| Exercise description |
Keep only those lines of the records that include the string "this".
= = = = = = =
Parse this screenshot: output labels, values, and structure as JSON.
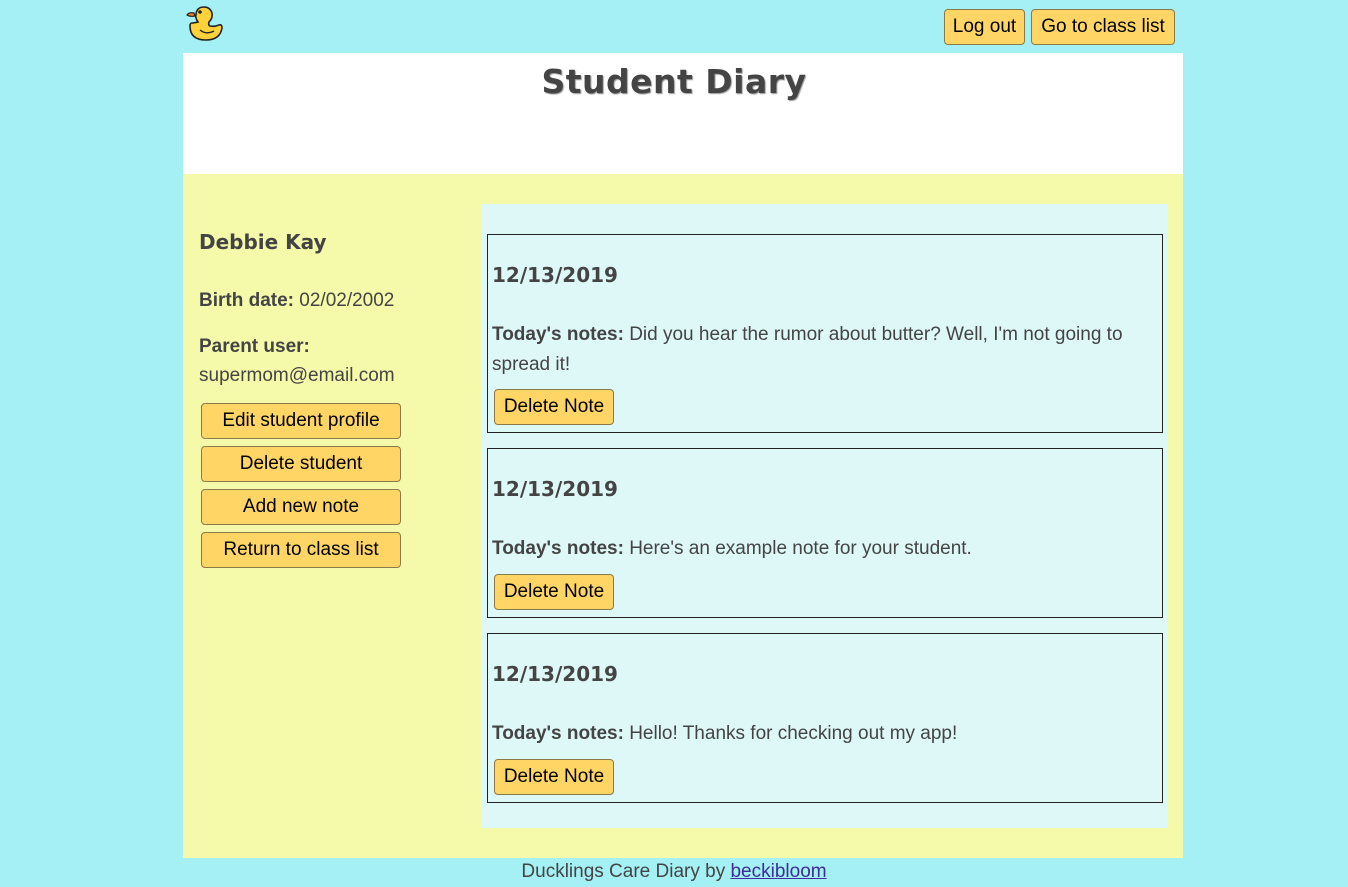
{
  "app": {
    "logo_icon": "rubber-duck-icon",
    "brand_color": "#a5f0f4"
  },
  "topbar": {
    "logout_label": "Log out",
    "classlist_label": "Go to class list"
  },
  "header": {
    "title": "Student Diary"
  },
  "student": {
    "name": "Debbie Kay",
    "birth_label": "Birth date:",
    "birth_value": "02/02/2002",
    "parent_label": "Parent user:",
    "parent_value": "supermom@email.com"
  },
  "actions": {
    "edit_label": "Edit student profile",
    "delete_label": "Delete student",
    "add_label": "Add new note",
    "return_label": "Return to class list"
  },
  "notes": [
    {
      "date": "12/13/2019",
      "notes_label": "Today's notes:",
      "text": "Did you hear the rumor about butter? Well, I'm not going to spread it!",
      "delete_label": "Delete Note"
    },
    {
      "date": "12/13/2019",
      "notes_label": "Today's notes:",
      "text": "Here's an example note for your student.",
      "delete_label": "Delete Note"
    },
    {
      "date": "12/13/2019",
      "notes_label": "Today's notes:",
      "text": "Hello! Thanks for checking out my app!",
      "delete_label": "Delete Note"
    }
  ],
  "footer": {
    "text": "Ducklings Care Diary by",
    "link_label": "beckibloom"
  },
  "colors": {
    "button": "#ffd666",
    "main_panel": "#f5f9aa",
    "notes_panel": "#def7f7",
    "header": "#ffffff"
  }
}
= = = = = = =
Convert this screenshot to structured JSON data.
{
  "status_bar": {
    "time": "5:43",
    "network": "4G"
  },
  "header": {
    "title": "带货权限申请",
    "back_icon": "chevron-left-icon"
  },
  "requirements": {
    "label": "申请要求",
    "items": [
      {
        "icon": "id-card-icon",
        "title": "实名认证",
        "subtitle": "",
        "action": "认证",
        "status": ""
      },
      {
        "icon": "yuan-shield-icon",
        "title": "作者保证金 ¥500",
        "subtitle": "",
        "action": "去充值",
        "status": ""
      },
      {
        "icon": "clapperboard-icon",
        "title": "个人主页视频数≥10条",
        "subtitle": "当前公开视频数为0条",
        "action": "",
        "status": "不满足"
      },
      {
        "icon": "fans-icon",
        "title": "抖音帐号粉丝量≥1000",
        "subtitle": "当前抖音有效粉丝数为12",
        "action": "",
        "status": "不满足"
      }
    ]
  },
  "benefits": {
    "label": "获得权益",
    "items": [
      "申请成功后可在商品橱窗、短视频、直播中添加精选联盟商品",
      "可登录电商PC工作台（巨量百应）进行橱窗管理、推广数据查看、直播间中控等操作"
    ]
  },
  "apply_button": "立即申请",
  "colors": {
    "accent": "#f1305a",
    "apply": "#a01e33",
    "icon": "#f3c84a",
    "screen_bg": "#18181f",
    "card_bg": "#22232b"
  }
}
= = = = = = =
| Task response |
Parse this screenshot: output labels, values, and structure as JSON.
Convert this screenshot to structured JSON data.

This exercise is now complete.